The years after World War One saw a surge in spiritualism. With few families untouched by loss the grieving process was a collective experience. Hailed as a "solace in a tortured world", this may explain why so many rational men and women placed their faith in spiritualism and mediums who claimed they could open a channel of communication with loved ones lost in battle..
In this programme Carolyn Hitt investigates the phenomenon from a Welsh perspective, uncovering some remarkable stories of belief and exploitation as emotionally shell-shocked communities attempted to navigate the aftermath of the war that claimed almost 40,000 Welsh lives.
She hears how Caerleon-born writer Arthur Machen unwittingly helped create belief that spirits were comforting "our brave boys" during the war itself through his short story 'The Angel of Mons'. And she explores the extraordinary double life of Welsh suffragist and Liberal politician Winifred Coombe Tennant. Her interest in spiritualism intensified after the death of her eldest son, killed in Flanders in September 1917, aged 19 and she became a medium who was studied by some of the most eminent scientists of the time.
We also hear the tale of the Thomas Brothers of Merthyr Tydfil- two of the most notorious spiritualist mediums of the post-war period. Such was their fame, Tom and Will Thomas attracted the likes of Arthur Conan Doyle and London journalists to their seances while Harry Houdini sought to debunk their supposedly supernatural skills.

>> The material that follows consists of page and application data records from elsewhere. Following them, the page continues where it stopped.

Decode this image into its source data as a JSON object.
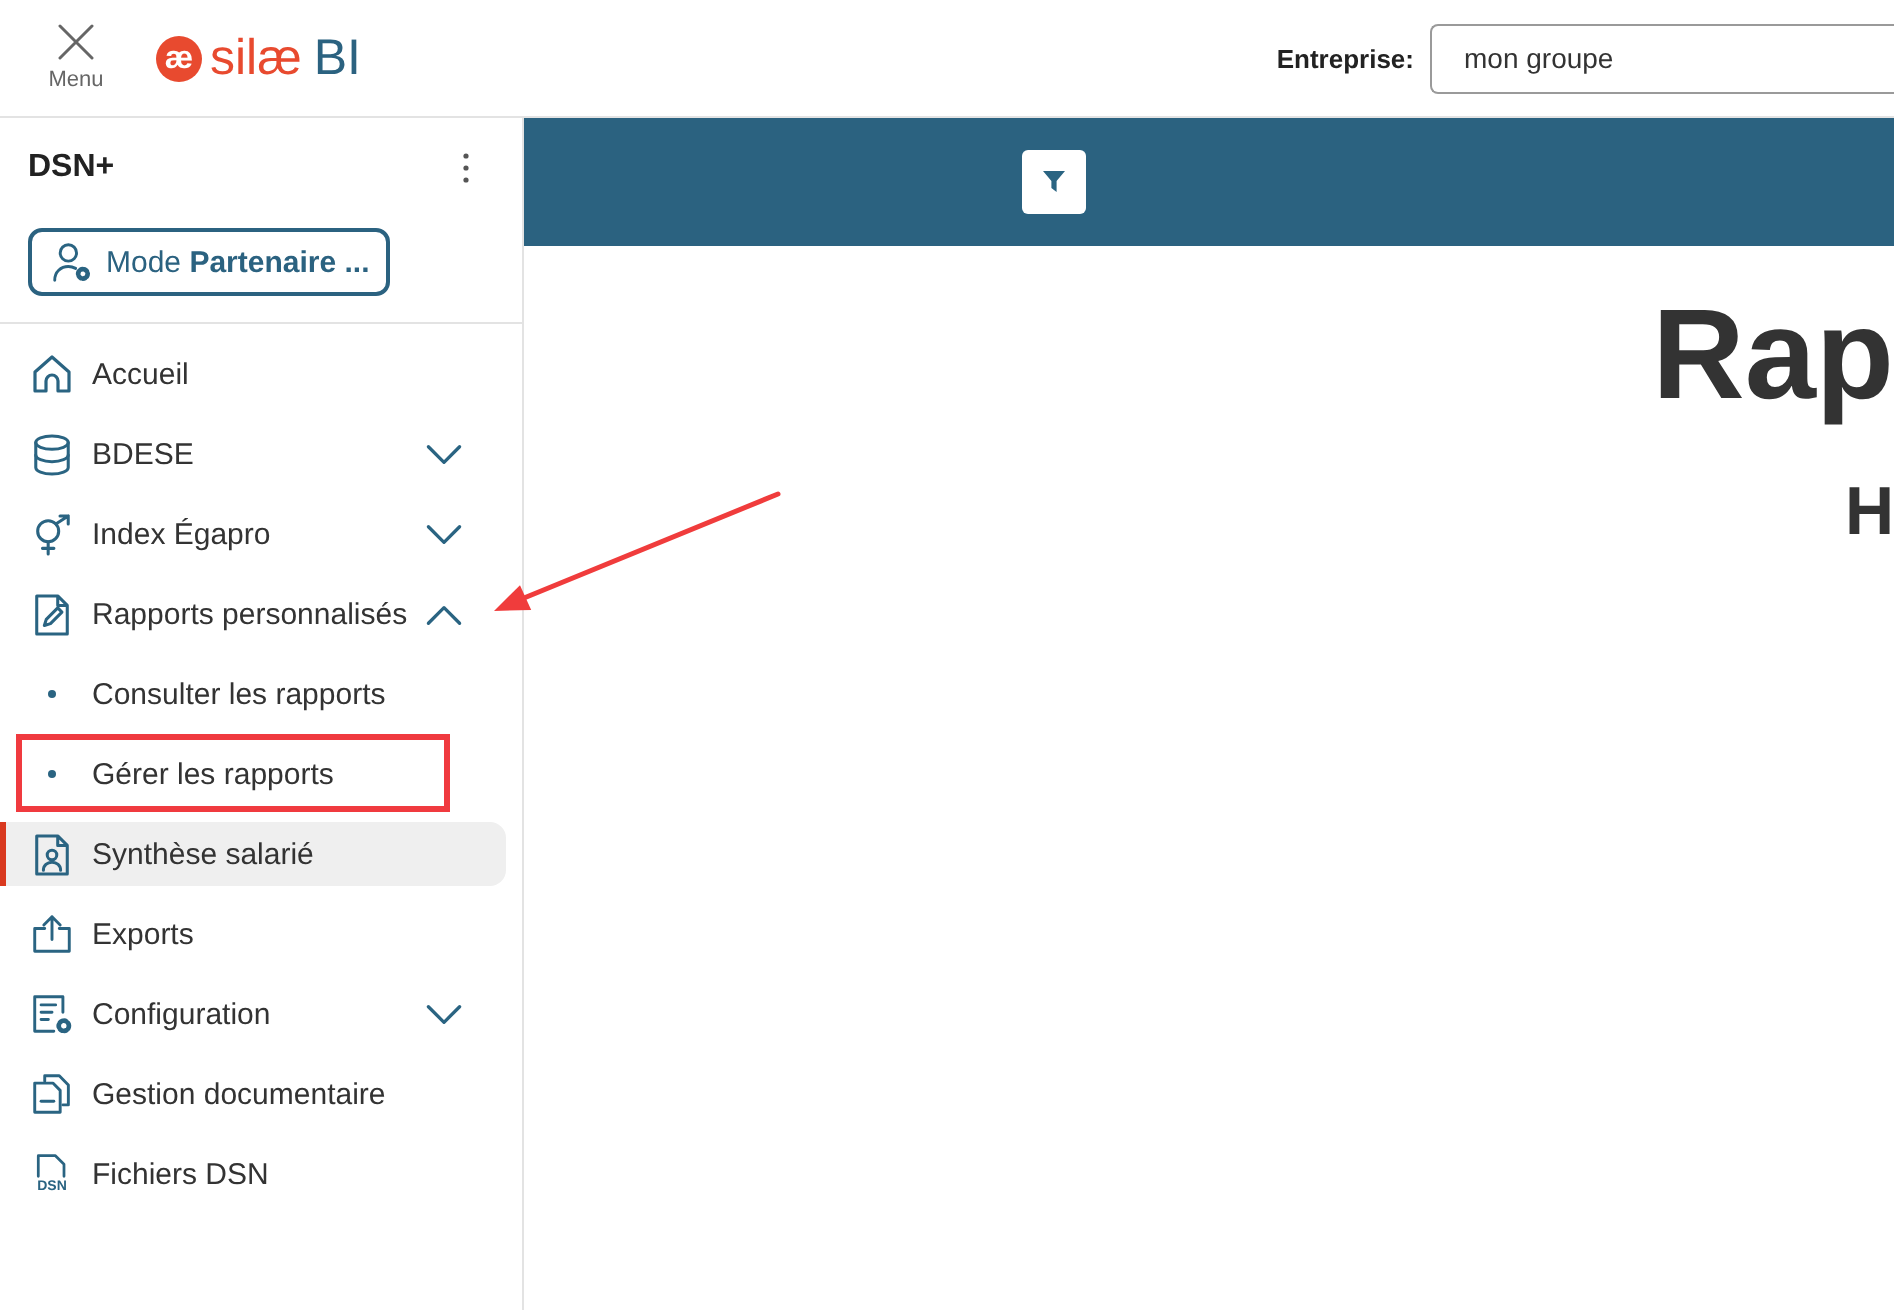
{
  "header": {
    "menu_label": "Menu",
    "logo": {
      "mark": "æ",
      "name": "silæ",
      "suffix": "BI"
    },
    "company": {
      "label": "Entreprise:",
      "value": "mon groupe"
    }
  },
  "sidebar": {
    "title": "DSN+",
    "mode_button": "Mode **Partenaire ...**",
    "items": [
      {
        "kind": "link",
        "label": "Accueil",
        "selected": false
      },
      {
        "kind": "group",
        "label": "BDESE",
        "selected": false,
        "expanded": false
      },
      {
        "kind": "group",
        "label": "Index Égapro",
        "selected": false,
        "expanded": false
      },
      {
        "kind": "group",
        "label": "Rapports personnalisés",
        "selected": false,
        "expanded": true,
        "children": [
          {
            "label": "Consulter les rapports",
            "selected": false,
            "outlined": false
          },
          {
            "label": "Gérer les rapports",
            "selected": false,
            "outlined": true
          }
        ]
      },
      {
        "kind": "link",
        "label": "Synthèse salarié",
        "selected": true
      },
      {
        "kind": "link",
        "label": "Exports",
        "selected": false
      },
      {
        "kind": "group",
        "label": "Configuration",
        "selected": false,
        "expanded": false
      },
      {
        "kind": "link",
        "label": "Gestion documentaire",
        "selected": false
      },
      {
        "kind": "link",
        "label": "Fichiers DSN",
        "selected": false,
        "icon_label": "DSN"
      }
    ]
  },
  "main": {
    "heading": "Rap",
    "subheading": "H"
  },
  "annotations": [
    {
      "kind": "arrow"
    }
  ]
}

Carolyn Hitt explores the surge in spiritualism in the years after the First World War.